Annu. Rev. Astron. Astrophys. 1991. 29:
239-274
Copyright © 1991 by Annual Reviews. All rights reserved |

The dynamical time scale in an elliptical galaxy ranges from less than
10^{5}
years in the central regions to more than 10^{9} years in the
outskirts. With
the possible exception of the inner nucleus, the two-body relaxation time is
everywhere much larger than a Hubble time. Thus, an elliptical galaxy is a
collisionless stellar system. The time scale for differential precession
between neighboring orbits is usually of the order of 5-10 dynamical times,
and becomes comparable to a Hubble time beyond a few optical radii. As a
result, the inner regions of elliptical galaxies are likely to be in
equilibrium, in agreement with their regular and smooth optical appearance,
but the outer regions probably have not experienced sufficient phase-mixing
to have reached equilibrium.

The structure and dynamics of a collisionless stellar system are determined
completely by the phase-space distribution function *f*(**r**,
**v**, *t*),
which gives the distribution of the stars in the system over position **r**
and velocity **v** as a function of time *t*. The distribution function
must be non-negative, and satisfy the collisionless Boltzmann equation. In an
equilibrium model ð*f* / ð*t* = 0. Integration of
*f* over all
velocities gives the density distribution (**r**) of the system. By
Jeans' theorem, *f* depends on the phase-space coordinates **r**
and **v** only through the isolating integrals of motion admitted by
the gravitational potential of the system
(179,
220,
but see 40).

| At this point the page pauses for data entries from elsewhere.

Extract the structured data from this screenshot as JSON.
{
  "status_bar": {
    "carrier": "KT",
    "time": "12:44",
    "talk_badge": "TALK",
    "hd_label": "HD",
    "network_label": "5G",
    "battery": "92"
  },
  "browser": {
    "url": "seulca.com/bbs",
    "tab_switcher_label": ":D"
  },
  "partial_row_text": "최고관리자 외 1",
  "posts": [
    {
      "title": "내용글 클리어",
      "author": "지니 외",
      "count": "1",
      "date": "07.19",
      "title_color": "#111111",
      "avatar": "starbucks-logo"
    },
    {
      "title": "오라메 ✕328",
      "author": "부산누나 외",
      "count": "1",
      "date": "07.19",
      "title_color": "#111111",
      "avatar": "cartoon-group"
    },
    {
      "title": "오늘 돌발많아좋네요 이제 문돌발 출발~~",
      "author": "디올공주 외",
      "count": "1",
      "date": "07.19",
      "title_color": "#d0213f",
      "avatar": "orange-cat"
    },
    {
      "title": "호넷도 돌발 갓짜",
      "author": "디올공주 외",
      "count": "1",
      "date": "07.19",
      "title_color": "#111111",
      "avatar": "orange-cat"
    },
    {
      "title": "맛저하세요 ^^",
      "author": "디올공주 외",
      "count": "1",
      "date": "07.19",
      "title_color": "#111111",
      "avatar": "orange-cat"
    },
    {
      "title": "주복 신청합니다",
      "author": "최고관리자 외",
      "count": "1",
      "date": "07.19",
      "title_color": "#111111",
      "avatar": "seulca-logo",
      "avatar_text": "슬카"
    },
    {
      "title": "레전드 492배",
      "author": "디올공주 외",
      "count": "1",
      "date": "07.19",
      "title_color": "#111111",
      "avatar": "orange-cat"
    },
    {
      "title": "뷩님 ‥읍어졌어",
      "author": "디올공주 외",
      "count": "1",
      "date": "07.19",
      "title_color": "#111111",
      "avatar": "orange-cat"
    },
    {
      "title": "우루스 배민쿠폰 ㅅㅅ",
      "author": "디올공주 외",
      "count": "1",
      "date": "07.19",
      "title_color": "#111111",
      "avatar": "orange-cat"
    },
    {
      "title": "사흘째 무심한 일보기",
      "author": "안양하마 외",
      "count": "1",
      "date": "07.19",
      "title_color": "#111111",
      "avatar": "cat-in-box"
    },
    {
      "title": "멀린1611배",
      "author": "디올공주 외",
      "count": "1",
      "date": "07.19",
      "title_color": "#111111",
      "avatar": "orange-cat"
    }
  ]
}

Any collisionless dynamical model can be scaled in mass, radius
and central velocity dispersion, but only two of these three parameters can be
chosen freely, because of the constraint provided by the virial theorem
(48).